Uber, the world’s largest taxi company, owns no vehicles. Facebook, the world’s most popular media owner, creates no content. Alibaba, the most valuable retailer, has no inventory. And Airbnb, the world’s largest accommodation provider, owns no real estate. Something interesting is happening.
McKim, Mead & White, New York Municipal Building, 1 Centre Street, Manhattan, 1907-1914.
ONE-HUNDRED YEARS AGO, when the New York Municipal Building was one year old, McKim, Mead & White were known across the country as the best architects in America (Carrère & Hastings were number two*). They were known as the best, even though McKim and White, the design partners in the firm, were both dead. Continue reading →
UPDATE: When I first published this quick post in September 2014, for some reason it attracted comments from young architects who not only wanted to defend the building, but who saw my comments as ridiculous. In retrospect, it’s obvious that most New Yorkers, many non New Yorkers, and many architects agreed with me. Some support for that is listed at the end of the post. This month’s Architectural Record on Architecture & Money: The New Gilded Age produces more agreement, particularly in Michael Sorkin’s Too Rich, Too Skinny.
THIS IS Robber Baron 2014 Style: Conspicuous Consumption literally taken to unprecedented heights. You can see it many miles away in Queens, the Bronx, and even Brooklyn, which means millions of New Yorkers have to look at it’s graceless form every day. You get some idea of the problem here (and to a lesser degree here).
And for what? One-hundred and twenty-five apartments on 89 floors (a number that will probably go down as Russian billionaires buy multiple units to combine into large pied-a-terres on the highest floors). Most of the occupants won’t live in the building (What New Yorker would want to live completely surrounded by undistinguished midtown office towers?) and they won’t pay much in the way of local taxes, but their empty nests (called “bullion pots in the sky” in London) will forever disfigure the skyline and steal sunlight as far away as Central Park. Continue reading →
EARTH DAY reminded me of my old friend Konrad Oberhuber, an art historian at Harvard when I met him, who later became the Curator of the Albertina in Vienna. In 1983 I went on a Fogg Museum trip to Prague with Konrad. Czechoslovakia was the first Communist country I visited,* and I thought the citizens of Prague were the most oppressed people I had seen.

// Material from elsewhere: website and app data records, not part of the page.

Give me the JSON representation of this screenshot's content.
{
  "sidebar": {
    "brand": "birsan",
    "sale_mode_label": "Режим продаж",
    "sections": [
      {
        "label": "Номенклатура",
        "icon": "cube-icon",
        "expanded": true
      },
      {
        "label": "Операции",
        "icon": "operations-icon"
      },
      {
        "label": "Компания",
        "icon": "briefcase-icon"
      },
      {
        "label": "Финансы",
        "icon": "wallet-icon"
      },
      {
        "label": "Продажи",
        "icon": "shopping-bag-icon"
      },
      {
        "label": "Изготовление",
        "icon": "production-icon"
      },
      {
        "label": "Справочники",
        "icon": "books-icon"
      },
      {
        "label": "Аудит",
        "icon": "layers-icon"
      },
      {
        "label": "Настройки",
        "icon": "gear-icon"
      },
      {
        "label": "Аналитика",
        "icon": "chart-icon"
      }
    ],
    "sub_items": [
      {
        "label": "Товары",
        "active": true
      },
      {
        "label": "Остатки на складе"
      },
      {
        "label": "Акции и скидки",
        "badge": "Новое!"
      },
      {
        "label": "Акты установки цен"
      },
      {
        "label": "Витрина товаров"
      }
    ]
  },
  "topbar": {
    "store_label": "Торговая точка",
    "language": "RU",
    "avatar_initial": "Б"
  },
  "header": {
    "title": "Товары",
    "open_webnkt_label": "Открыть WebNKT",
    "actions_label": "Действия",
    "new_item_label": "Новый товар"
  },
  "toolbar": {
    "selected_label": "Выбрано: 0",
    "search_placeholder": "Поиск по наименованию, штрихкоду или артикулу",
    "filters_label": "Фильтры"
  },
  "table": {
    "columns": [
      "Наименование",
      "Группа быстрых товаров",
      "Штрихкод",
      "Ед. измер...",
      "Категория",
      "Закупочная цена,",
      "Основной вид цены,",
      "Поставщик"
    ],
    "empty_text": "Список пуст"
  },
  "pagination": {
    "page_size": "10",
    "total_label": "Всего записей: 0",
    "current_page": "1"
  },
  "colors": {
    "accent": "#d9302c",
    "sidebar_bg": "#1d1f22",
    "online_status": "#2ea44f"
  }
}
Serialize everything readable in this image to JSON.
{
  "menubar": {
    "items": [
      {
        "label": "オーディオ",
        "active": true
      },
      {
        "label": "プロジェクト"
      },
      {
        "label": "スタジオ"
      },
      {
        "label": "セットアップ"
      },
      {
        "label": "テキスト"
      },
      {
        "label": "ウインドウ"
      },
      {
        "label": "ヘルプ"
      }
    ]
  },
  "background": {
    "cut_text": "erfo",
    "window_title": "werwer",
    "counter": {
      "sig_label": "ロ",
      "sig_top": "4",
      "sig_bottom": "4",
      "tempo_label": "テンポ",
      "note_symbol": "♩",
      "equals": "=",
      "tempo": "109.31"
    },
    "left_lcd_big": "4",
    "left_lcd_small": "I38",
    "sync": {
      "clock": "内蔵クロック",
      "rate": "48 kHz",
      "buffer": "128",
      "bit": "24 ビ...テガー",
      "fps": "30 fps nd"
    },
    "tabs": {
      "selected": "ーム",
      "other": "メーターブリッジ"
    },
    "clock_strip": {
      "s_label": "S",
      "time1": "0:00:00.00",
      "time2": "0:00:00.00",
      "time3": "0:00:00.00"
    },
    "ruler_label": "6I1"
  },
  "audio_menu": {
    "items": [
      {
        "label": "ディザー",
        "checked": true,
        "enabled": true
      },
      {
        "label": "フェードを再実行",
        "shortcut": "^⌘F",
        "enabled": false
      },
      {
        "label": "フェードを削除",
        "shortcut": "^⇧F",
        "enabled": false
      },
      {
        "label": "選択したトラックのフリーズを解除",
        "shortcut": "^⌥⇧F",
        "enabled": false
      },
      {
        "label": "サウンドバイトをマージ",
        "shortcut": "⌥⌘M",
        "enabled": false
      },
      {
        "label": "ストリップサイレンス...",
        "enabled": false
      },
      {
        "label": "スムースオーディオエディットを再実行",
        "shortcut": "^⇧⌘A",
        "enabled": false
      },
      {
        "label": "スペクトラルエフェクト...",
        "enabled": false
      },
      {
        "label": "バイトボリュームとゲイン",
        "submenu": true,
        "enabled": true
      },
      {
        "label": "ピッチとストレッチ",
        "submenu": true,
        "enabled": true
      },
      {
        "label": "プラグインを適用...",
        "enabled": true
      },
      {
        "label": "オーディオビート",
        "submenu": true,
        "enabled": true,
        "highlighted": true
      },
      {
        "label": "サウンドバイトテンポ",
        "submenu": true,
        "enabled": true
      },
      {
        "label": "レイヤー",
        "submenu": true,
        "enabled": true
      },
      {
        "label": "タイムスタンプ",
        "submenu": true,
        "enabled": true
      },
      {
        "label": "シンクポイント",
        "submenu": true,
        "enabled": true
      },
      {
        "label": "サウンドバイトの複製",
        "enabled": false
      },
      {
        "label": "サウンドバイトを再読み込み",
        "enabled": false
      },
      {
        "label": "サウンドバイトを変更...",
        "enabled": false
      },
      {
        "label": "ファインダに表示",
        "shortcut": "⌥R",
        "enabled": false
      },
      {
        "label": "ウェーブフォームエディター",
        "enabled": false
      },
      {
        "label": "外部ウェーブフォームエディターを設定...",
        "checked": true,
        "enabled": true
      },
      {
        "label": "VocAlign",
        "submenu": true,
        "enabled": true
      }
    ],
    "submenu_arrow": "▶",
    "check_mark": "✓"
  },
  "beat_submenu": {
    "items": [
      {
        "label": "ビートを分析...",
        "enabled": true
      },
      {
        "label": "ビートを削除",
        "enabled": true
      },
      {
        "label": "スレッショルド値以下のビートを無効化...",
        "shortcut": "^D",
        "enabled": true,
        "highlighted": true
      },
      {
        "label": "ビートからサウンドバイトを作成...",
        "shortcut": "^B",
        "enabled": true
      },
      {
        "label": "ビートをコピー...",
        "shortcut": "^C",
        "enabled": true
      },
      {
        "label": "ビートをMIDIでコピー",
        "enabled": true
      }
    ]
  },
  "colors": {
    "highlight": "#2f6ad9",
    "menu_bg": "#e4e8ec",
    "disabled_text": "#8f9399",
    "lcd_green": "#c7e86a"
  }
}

Our group started talking about the mood of the city one day, and Konrad told us about his theory of cycles in history, which enabled him to predict that at the end of 1989 “every Communist government in central Europe” will fall. I had never heard anyone say anything like that: the US Ambassador to the UN, Jeanne Kirkpatrick, was saying almost exactly the opposite, in a theory known as the Kirkpatrick Doctrine which said that it was inherent in the nature of the totalitarian Communist governments in central Europe that they would never voluntarily give up their power unless we forced them to, and that was official US policy under Reagan. But 6 years later, when every central European Communist government but one shut down, Konrad was looking like a genius.
“On the screens of my sharpest young students are no longer the parametric pinwheels or blobby billows that were a digitally enhanced memory of the last self-consciously curated consensus style, so-called Deconstructivism. Instead it’s all 1986, all the time: James Stirling, Charles Moore, Raimund Abraham, Oswald Ungers, and Aldo Rossi at his most Giorgio de Chirico.”
USING CAD for Classical Architecture is both logical and intelligent—but the image that prompted to write this brief post is ugly, so I put it after the jump, Now I won’t have to look at it every time I go to my blog. Continue reading →
Craft, beauty, materials, local — these are all words of the moment — but we rarely see them in media stories about architecture, which emphasize shiny glass curtain walls assembled from thousands of identical pieces as mechanically as possible. The walls, by the way, are manufactured in China and shipped to Hong Kong, Shanghai, Mumbai, Dubai, London, New York, and Houston.
THIS NEW MAP from the NYC DOT shows where pedestrians are killed in Manhattan. The overwhelming majority of the deaths happen to city residents who don’t own cars, to workers in the Manhattan who used public transit for their commute, or to tourists who arrived by plane, bus, or train.
If we had fewer people driving, and all people driving slowly, we could cut those deaths to zero. #VisionZero